• _Try it_
Print, exactly and completely, the data that appears below.

• • • •

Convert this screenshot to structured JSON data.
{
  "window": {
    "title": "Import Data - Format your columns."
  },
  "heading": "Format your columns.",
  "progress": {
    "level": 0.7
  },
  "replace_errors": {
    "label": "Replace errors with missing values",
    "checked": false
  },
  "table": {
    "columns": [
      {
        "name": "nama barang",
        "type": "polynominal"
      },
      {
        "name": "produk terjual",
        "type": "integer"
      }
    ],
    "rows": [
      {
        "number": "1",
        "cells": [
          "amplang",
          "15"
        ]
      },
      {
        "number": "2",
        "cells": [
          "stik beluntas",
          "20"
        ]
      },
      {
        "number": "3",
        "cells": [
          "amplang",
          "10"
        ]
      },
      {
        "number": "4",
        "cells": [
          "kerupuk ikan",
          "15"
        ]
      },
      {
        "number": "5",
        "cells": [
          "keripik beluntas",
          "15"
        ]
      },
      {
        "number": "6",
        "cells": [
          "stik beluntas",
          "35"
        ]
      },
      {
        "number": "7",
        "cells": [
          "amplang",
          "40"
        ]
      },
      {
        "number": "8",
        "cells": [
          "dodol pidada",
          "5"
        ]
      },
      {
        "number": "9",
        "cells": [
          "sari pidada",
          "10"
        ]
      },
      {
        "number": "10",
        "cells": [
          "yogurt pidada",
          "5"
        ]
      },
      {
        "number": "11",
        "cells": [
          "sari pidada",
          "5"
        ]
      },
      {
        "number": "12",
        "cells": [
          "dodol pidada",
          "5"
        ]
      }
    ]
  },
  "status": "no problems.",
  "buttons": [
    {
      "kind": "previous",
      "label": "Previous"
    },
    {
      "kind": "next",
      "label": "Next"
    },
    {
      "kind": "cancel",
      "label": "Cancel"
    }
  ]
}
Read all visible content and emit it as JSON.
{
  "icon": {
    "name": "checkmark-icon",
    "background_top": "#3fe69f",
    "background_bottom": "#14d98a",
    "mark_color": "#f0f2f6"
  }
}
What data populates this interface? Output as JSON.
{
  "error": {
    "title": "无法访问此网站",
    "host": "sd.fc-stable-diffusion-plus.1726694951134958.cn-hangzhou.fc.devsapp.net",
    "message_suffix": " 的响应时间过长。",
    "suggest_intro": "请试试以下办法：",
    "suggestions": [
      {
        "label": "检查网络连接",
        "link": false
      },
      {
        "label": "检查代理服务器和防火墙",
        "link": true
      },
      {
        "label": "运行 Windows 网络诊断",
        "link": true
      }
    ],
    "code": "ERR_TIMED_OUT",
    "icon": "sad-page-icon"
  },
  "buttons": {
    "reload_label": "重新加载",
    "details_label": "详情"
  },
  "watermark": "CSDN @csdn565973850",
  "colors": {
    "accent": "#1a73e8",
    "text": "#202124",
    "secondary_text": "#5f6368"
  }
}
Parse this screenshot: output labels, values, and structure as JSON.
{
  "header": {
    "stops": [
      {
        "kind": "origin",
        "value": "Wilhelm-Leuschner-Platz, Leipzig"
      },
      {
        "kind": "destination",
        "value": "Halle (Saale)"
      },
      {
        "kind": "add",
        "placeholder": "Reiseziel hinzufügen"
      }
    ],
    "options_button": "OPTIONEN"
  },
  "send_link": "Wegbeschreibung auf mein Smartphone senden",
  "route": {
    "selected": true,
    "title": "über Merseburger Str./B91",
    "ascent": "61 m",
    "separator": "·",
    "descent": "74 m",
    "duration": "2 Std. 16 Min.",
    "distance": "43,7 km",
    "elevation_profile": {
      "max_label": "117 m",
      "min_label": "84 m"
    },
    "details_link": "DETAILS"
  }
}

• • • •

• _Solution for this exercise_
Convert this screenshot to structured JSON data.
{
  "window": {
    "title": "Import Data - Format your columns."
  },
  "heading": "Format your columns.",
  "progress": {
    "level": 0.7
  },
  "replace_errors": {
    "label": "Replace errors with missing values",
    "checked": false
  },
  "table": {
    "columns": [
      {
        "name": "nama barang",
        "type": "polynominal"
      },
      {
        "name": "produk terjual",
        "type": "integer"
      }
    ],
    "rows": [
      {
        "number": "1",
        "cells": [
          "amplang",
          "15"
        ]
      },
      {
        "number": "2",
        "cells": [
          "stik beluntas",
          "20"
        ]
      },
      {
        "number": "3",
        "cells": [
          "amplang",
          "10"
        ]
      },
      {
        "number": "4",
        "cells": [
          "kerupuk ikan",
          "15"
        ]
      },
      {
        "number": "5",
        "cells": [
          "keripik beluntas",
          "15"
        ]
      },
      {
        "number": "6",
        "cells": [
          "stik beluntas",
          "35"
        ]
      },
      {
        "number": "7",
        "cells": [
          "amplang",
          "40"
        ]
      },
      {
        "number": "8",
        "cells": [
          "dodol pidada",
          "5"
        ]
      },
      {
        "number": "9",
        "cells": [
          "sari pidada",
          "10"
        ]
      },
      {
        "number": "10",
        "cells": [
          "yogurt pidada",
          "5"
        ]
      },
      {
        "number": "11",
        "cells": [
          "sari pidada",
          "5"
        ]
      },
      {
        "number": "12",
        "cells": [
          "dodol pidada",
          "5"
        ]
      }
    ]
  },
  "status": "no problems.",
  "buttons": [
    {
      "kind": "previous",
      "label": "Previous"
    },
    {
      "kind": "next",
      "label": "Next"
    },
    {
      "kind": "cancel",
      "label": "Cancel"
    }
  ]
}
Read all visible content and emit it as JSON.
{
  "icon": {
    "name": "checkmark-icon",
    "background_top": "#3fe69f",
    "background_bottom": "#14d98a",
    "mark_color": "#f0f2f6"
  }
}
What data populates this interface? Output as JSON.
{
  "error": {
    "title": "无法访问此网站",
    "host": "sd.fc-stable-diffusion-plus.1726694951134958.cn-hangzhou.fc.devsapp.net",
    "message_suffix": " 的响应时间过长。",
    "suggest_intro": "请试试以下办法：",
    "suggestions": [
      {
        "label": "检查网络连接",
        "link": false
      },
      {
        "label": "检查代理服务器和防火墙",
        "link": true
      },
      {
        "label": "运行 Windows 网络诊断",
        "link": true
      }
    ],
    "code": "ERR_TIMED_OUT",
    "icon": "sad-page-icon"
  },
  "buttons": {
    "reload_label": "重新加载",
    "details_label": "详情"
  },
  "watermark": "CSDN @csdn565973850",
  "colors": {
    "accent": "#1a73e8",
    "text": "#202124",
    "secondary_text": "#5f6368"
  }
}
Parse this screenshot: output labels, values, and structure as JSON.
{
  "header": {
    "stops": [
      {
        "kind": "origin",
        "value": "Wilhelm-Leuschner-Platz, Leipzig"
      },
      {
        "kind": "destination",
        "value": "Halle (Saale)"
      },
      {
        "kind": "add",
        "placeholder": "Reiseziel hinzufügen"
      }
    ],
    "options_button": "OPTIONEN"
  },
  "send_link": "Wegbeschreibung auf mein Smartphone senden",
  "route": {
    "selected": true,
    "title": "über Merseburger Str./B91",
    "ascent": "61 m",
    "separator": "·",
    "descent": "74 m",
    "duration": "2 Std. 16 Min.",
    "distance": "43,7 km",
    "elevation_profile": {
      "max_label": "117 m",
      "min_label": "84 m"
    },
    "details_link": "DETAILS"
  }
}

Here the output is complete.